  • 04 April 2019


I was on the train arriving in Melbourne's CBD last week when word came through that there was a suspected gunman at Flagstaff Station. As we now know, it turned out to be a false alarm — the supposed gunman was just a busker with an unusual morning breathing routine.

Following so close on the heels of the Christchurch massacre and the debacle over One Nation's attempts to cosy up to the NRA, a false alarm is not surprising: guns are on our minds. For most Australians this is both unfamiliar and uncomfortable.
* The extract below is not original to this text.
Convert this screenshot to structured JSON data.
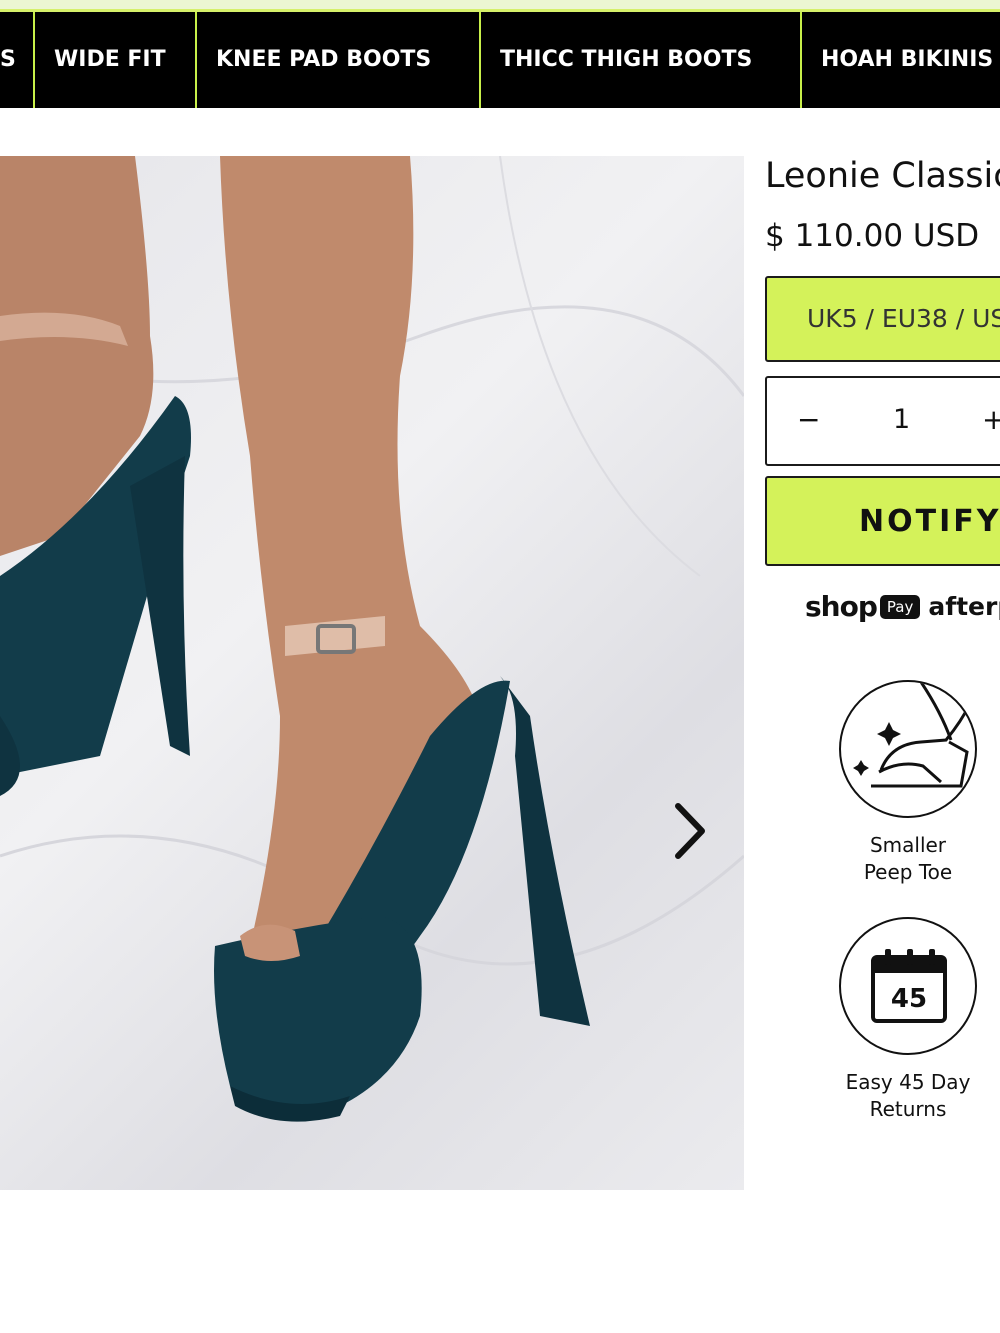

And that's the way it should stay.

Last month my Californian sister sent me a text she had just received. 'Shelter in place in the area of Grove Hill Ave due to a possible armed person in a residence.' I grew up on Grove Hill Avenue, half a century ago, not far from where my sister now lives in a sleepy town of 12,000 people in northern California. Gun violence didn't come to town back then.

I have watched the normalisation of guns and gun violence in my home country, with gun proponents convincing peaceful citizens that the only answer is to get armed. Visiting a friend in Houston in the late 1980s, I was shocked to learn she and her husband kept a loaded handgun in the glove box of their car to 'feel safer'. In the early 1990s another friend's father gave her a 'woman's gun', small enough to fit in her handbag, for walking across campus when she was getting her MBA.

A 2018 poll found that 58 per cent of Americans believe that having a gun makes you safer; a belief that has grown dramatically in the past 20 years. But there is now strong evidence that gun ownership actually greatly increases your risk of death. A 2014 study found that the presence of a gun in your home tripled your chances of death by suicide and doubled it for homicide.

However, fear trumps reason every time, and Americans are scared. There are now about 120 guns per 100 people in the US. And those guns are used to kill people. There were 40,000 gun deaths in the US in 2017. More Americans have been killed in gun-related incidents in the past 50 years (1.53 million) than in all of the wars in America's history (1.2 million).

Fortunately, as we have seen in Australia, gun control measures work. In